- [Work instruction]: Where a line in the material beneath contains "Supplies", count it. Give the number only.

- [Extracted material]:
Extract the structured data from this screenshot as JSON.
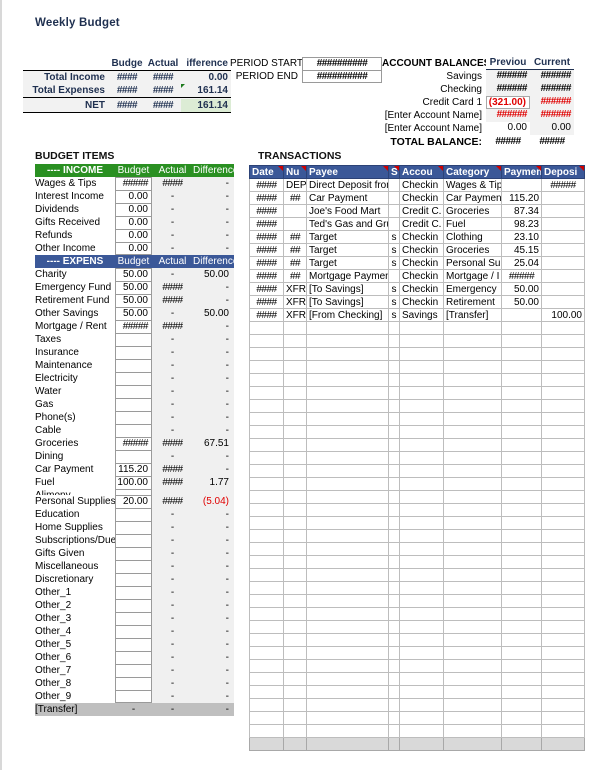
{
  "title": "Weekly Budget",
  "summary": {
    "headers": [
      "Budge",
      "Actual",
      "ifference"
    ],
    "rows": [
      {
        "label": "Total Income",
        "budget": "####",
        "actual": "####",
        "difference": "0.00",
        "flag": false
      },
      {
        "label": "Total Expenses",
        "budget": "####",
        "actual": "####",
        "difference": "161.14",
        "flag": true
      }
    ],
    "net": {
      "label": "NET",
      "budget": "####",
      "actual": "####",
      "difference": "161.14"
    }
  },
  "period": {
    "start_label": "PERIOD START",
    "start_value": "##########",
    "end_label": "PERIOD END",
    "end_value": "##########"
  },
  "balances": {
    "caption": "ACCOUNT BALANCES",
    "col_previous": "Previou",
    "col_current": "Current",
    "rows": [
      {
        "name": "Savings",
        "previous": "######",
        "current": "######"
      },
      {
        "name": "Checking",
        "previous": "######",
        "current": "######"
      },
      {
        "name": "Credit Card 1",
        "previous": "(321.00)",
        "current": "######"
      },
      {
        "name": "[Enter Account Name]",
        "previous": "######",
        "current": "######"
      },
      {
        "name": "[Enter Account Name]",
        "previous": "0.00",
        "current": "0.00"
      }
    ],
    "total_label": "TOTAL BALANCE:",
    "total_previous": "#####",
    "total_current": "#####"
  },
  "budget_items": {
    "caption": "BUDGET ITEMS",
    "income_header": {
      "name": "---- INCOME",
      "budget": "Budget",
      "actual": "Actual",
      "difference": "Difference"
    },
    "expense_header": {
      "name": "---- EXPENS",
      "budget": "Budget",
      "actual": "Actual",
      "difference": "Difference"
    },
    "income": [
      {
        "name": "Wages & Tips",
        "budget": "#####",
        "actual": "####",
        "difference": "-"
      },
      {
        "name": "Interest Income",
        "budget": "0.00",
        "actual": "-",
        "difference": "-"
      },
      {
        "name": "Dividends",
        "budget": "0.00",
        "actual": "-",
        "difference": "-"
      },
      {
        "name": "Gifts Received",
        "budget": "0.00",
        "actual": "-",
        "difference": "-"
      },
      {
        "name": "Refunds",
        "budget": "0.00",
        "actual": "-",
        "difference": "-"
      },
      {
        "name": "Other Income",
        "budget": "0.00",
        "actual": "-",
        "difference": "-"
      }
    ],
    "expenses": [
      {
        "name": "Charity",
        "budget": "50.00",
        "actual": "-",
        "difference": "50.00",
        "short": false,
        "negative": false
      },
      {
        "name": "Emergency Fund",
        "budget": "50.00",
        "actual": "####",
        "difference": "-",
        "short": false,
        "negative": false
      },
      {
        "name": "Retirement Fund",
        "budget": "50.00",
        "actual": "####",
        "difference": "-",
        "short": false,
        "negative": false
      },
      {
        "name": "Other Savings",
        "budget": "50.00",
        "actual": "-",
        "difference": "50.00",
        "short": false,
        "negative": false
      },
      {
        "name": "Mortgage / Rent",
        "budget": "#####",
        "actual": "####",
        "difference": "-",
        "short": false,
        "negative": false
      },
      {
        "name": "Taxes",
        "budget": "",
        "actual": "-",
        "difference": "-",
        "short": false,
        "negative": false
      },
      {
        "name": "Insurance",
        "budget": "",
        "actual": "-",
        "difference": "-",
        "short": false,
        "negative": false
      },
      {
        "name": "Maintenance",
        "budget": "",
        "actual": "-",
        "difference": "-",
        "short": false,
        "negative": false
      },
      {
        "name": "Electricity",
        "budget": "",
        "actual": "-",
        "difference": "-",
        "short": false,
        "negative": false
      },
      {
        "name": "Water",
        "budget": "",
        "actual": "-",
        "difference": "-",
        "short": false,
        "negative": false
      },
      {
        "name": "Gas",
        "budget": "",
        "actual": "-",
        "difference": "-",
        "short": false,
        "negative": false
      },
      {
        "name": "Phone(s)",
        "budget": "",
        "actual": "-",
        "difference": "-",
        "short": false,
        "negative": false
      },
      {
        "name": "Cable",
        "budget": "",
        "actual": "-",
        "difference": "-",
        "short": false,
        "negative": false
      },
      {
        "name": "Groceries",
        "budget": "#####",
        "actual": "####",
        "difference": "67.51",
        "short": false,
        "negative": false
      },
      {
        "name": "Dining",
        "budget": "",
        "actual": "-",
        "difference": "-",
        "short": false,
        "negative": false
      },
      {
        "name": "Car Payment",
        "budget": "115.20",
        "actual": "####",
        "difference": "-",
        "short": false,
        "negative": false
      },
      {
        "name": "Fuel",
        "budget": "100.00",
        "actual": "####",
        "difference": "1.77",
        "short": false,
        "negative": false
      },
      {
        "name": "Alimony",
        "budget": "",
        "actual": "",
        "difference": "",
        "short": true,
        "negative": false
      },
      {
        "name": "Personal Supplies",
        "budget": "20.00",
        "actual": "####",
        "difference": "(5.04)",
        "short": false,
        "negative": true
      },
      {
        "name": "Education",
        "budget": "",
        "actual": "-",
        "difference": "-",
        "short": false,
        "negative": false
      },
      {
        "name": "Home Supplies",
        "budget": "",
        "actual": "-",
        "difference": "-",
        "short": false,
        "negative": false
      },
      {
        "name": "Subscriptions/Dues",
        "budget": "",
        "actual": "-",
        "difference": "-",
        "short": false,
        "negative": false
      },
      {
        "name": "Gifts Given",
        "budget": "",
        "actual": "-",
        "difference": "-",
        "short": false,
        "negative": false
      },
      {
        "name": "Miscellaneous",
        "budget": "",
        "actual": "-",
        "difference": "-",
        "short": false,
        "negative": false
      },
      {
        "name": "Discretionary",
        "budget": "",
        "actual": "-",
        "difference": "-",
        "short": false,
        "negative": false
      },
      {
        "name": "Other_1",
        "budget": "",
        "actual": "-",
        "difference": "-",
        "short": false,
        "negative": false
      },
      {
        "name": "Other_2",
        "budget": "",
        "actual": "-",
        "difference": "-",
        "short": false,
        "negative": false
      },
      {
        "name": "Other_3",
        "budget": "",
        "actual": "-",
        "difference": "-",
        "short": false,
        "negative": false
      },
      {
        "name": "Other_4",
        "budget": "",
        "actual": "-",
        "difference": "-",
        "short": false,
        "negative": false
      },
      {
        "name": "Other_5",
        "budget": "",
        "actual": "-",
        "difference": "-",
        "short": false,
        "negative": false
      },
      {
        "name": "Other_6",
        "budget": "",
        "actual": "-",
        "difference": "-",
        "short": false,
        "negative": false
      },
      {
        "name": "Other_7",
        "budget": "",
        "actual": "-",
        "difference": "-",
        "short": false,
        "negative": false
      },
      {
        "name": "Other_8",
        "budget": "",
        "actual": "-",
        "difference": "-",
        "short": false,
        "negative": false
      },
      {
        "name": "Other_9",
        "budget": "",
        "actual": "-",
        "difference": "-",
        "short": false,
        "negative": false
      }
    ],
    "transfer_row": {
      "name": "[Transfer]",
      "budget": "-",
      "actual": "-",
      "difference": "-"
    }
  },
  "transactions": {
    "caption": "TRANSACTIONS",
    "columns": [
      "Date",
      "Nu",
      "Payee",
      "S",
      "Accou",
      "Category",
      "Paymen",
      "Deposi"
    ],
    "rows": [
      {
        "date": "####",
        "num": "DEP",
        "payee": "Direct Deposit from",
        "split": "",
        "account": "Checkin",
        "category": "Wages & Tips",
        "payment": "",
        "deposit": "#####"
      },
      {
        "date": "####",
        "num": "##",
        "payee": "Car Payment",
        "split": "",
        "account": "Checkin",
        "category": "Car Paymen",
        "payment": "115.20",
        "deposit": ""
      },
      {
        "date": "####",
        "num": "",
        "payee": "Joe's Food Mart",
        "split": "",
        "account": "Credit C.",
        "category": "Groceries",
        "payment": "87.34",
        "deposit": ""
      },
      {
        "date": "####",
        "num": "",
        "payee": "Ted's Gas and Gru",
        "split": "",
        "account": "Credit C.",
        "category": "Fuel",
        "payment": "98.23",
        "deposit": ""
      },
      {
        "date": "####",
        "num": "##",
        "payee": "Target",
        "split": "s",
        "account": "Checkin",
        "category": "Clothing",
        "payment": "23.10",
        "deposit": ""
      },
      {
        "date": "####",
        "num": "##",
        "payee": "Target",
        "split": "s",
        "account": "Checkin",
        "category": "Groceries",
        "payment": "45.15",
        "deposit": ""
      },
      {
        "date": "####",
        "num": "##",
        "payee": "Target",
        "split": "s",
        "account": "Checkin",
        "category": "Personal Su",
        "payment": "25.04",
        "deposit": ""
      },
      {
        "date": "####",
        "num": "##",
        "payee": "Mortgage Paymen",
        "split": "",
        "account": "Checkin",
        "category": "Mortgage / I",
        "payment": "#####",
        "deposit": ""
      },
      {
        "date": "####",
        "num": "XFR",
        "payee": "[To Savings]",
        "split": "s",
        "account": "Checkin",
        "category": "Emergency",
        "payment": "50.00",
        "deposit": ""
      },
      {
        "date": "####",
        "num": "XFR",
        "payee": "[To Savings]",
        "split": "s",
        "account": "Checkin",
        "category": "Retirement",
        "payment": "50.00",
        "deposit": ""
      },
      {
        "date": "####",
        "num": "XFR",
        "payee": "[From Checking]",
        "split": "s",
        "account": "Savings",
        "category": "[Transfer]",
        "payment": "",
        "deposit": "100.00"
      }
    ],
    "blank_row_count": 32,
    "total_row": {
      "date": "",
      "num": "",
      "payee": "",
      "split": "",
      "account": "",
      "category": "",
      "payment": "",
      "deposit": ""
    }
  },
  "colors": {
    "income_header_bg": "#2a9022",
    "expense_header_bg": "#3b5898",
    "negative_text": "#e00000",
    "net_highlight_bg": "#dcecd5",
    "transfer_row_bg": "#bfbfbf",
    "total_row_bg": "#d9d9d9"
  }
}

- [Written reply]: 2